Friday Hack Chat: How Do You Collaborate With Hardware?

The world of Open Source software is built on collaboration. In one corner of the world, someone can fix a bug in a piece of software, and push it up to the gits. In another part of the world, someone else can put that fix into the next release, and soon everyone has newer, better software. The Internet, or the ability to rapidly transmit text and binary files, has made this all possible.

Hardware is another story. There’s a financial barrier to entry. Not only do you need a meter and a good iron, you’re probably going to need oscilloscopes, logic analyzers, and a bunch of other expensive tools. You’ll need to buy your BOM. If you’re using a PIC, it might be a good idea to buy the good compiler. Hardware is hard and expensive, and all those software devs who complain don’t know what they’re talking about. Collaborating on hardware is much more difficult than pushing some code up to the cloud.

For this week’s Hack Chat, we’re going to be talking about collaborating on hardware projects. This is a deep dive on how to make collaboration with physical objects work, and this week we’re going to be learning from some of the best.

Our guests for this week’s Hack Chat are Pete Dokter and Toni Klopfenstein of SparkFun Electronics. Pete is formerly the Director of Engineering at SparkFun and now the Brand Ambassador for SparkFun Electronics. He hosts the According to Pete video series expounding on various engineering principles and seriously needs a silverburst Les Paul and a Sunn Model T. Toni is currently the product development manager at SparkFun. She’s served on the Open Source Hardware Association Board and participates in the Open Hardware Summit yearly. In her free time, she spends fifty weeks out of the year finding dust in her art and electronics projects.

During this chat, we’re going to be discussing what makes a collaborative hardware project, how to make distributed development work for your team, and the limits of what you can do with several hardware engineers separated by thousands of miles. This is a hard problem, much harder than a distributed team of software engineers, and a fantastic discussion for all.

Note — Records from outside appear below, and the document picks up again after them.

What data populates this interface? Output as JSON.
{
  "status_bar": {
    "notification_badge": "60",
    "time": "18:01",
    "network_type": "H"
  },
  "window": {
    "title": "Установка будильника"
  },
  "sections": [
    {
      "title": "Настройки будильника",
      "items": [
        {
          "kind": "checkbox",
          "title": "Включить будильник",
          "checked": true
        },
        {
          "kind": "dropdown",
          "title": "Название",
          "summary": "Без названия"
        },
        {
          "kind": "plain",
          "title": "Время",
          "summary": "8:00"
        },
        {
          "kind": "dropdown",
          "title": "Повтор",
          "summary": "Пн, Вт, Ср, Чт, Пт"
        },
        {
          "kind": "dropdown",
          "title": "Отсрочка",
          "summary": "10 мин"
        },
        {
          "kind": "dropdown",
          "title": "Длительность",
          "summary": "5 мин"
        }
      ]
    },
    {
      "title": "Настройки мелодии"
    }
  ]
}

Our Hack Chats are live community events on the Hack Chat group messaging. This Hack Chat is going down Friday, February 9th at noon, Pacific time. Time Zones got you down? Here’s a handy countdown timer!

Click that speech bubble to the left, and you’ll be taken directly to the Hack Chat group on

You don’t have to wait until Friday; join whenever you want and you can see what the community is talking about.

6 thoughts on “Friday Hack Chat: How Do You Collaborate With Hardware?

    1. At the masters conference a Microchip rep said it best:
      “If you have to use one of our paid compiler options, your code is a mess or you’re flying too close to the sun.”

      ..the last part being in reference to selecting a part with the smallest code space to shave a penny.

      Like most of their customers, I use 8 bit PICs with assembly when I need a cheap reliable part that I know I can find stock of in ten years with supported software environments. If it’s too complex for that or they need it now at any cost, I move up to 32bit ARM and C.

  1. A viable process would be great, but the existing problems with software collaboration haven’t been worked out yet, maybe that should be worked out first? Some of my projects get huge, and it’s so easy to overlook things, or simply not have some vital knowledge that would be very helpful! Good luck to everyone working on this, I hope it (eventually) works out!

  2. For several years, have seen an increasing number of software people that wanna do hardware, mostly because I get stuck with the technical interviews. The only CS-educated candidate we ever considered was a person that did avionics in the military prior to their degree (they accepted offer from another, very large, company). The better candidates tend to be EE-educated. Not to say all CS people have no business doing basic circuit design, just that their learning curve and professional experience does not count much towards the industrial embedded control systems.

    You wanna hardware if you only have code experience and education? Work at a large company where it can be easier to weasel your way into an engineering lab. Gotta know both at mid-sized and small companies. You wanna just code after some years of hardware and ‘only’ an EE education? Just do it…

Leave a Reply

Please be kind and respectful to help make the comments section excellent. (Comment Policy)

This site uses Akismet to reduce spam. Learn how your comment data is processed.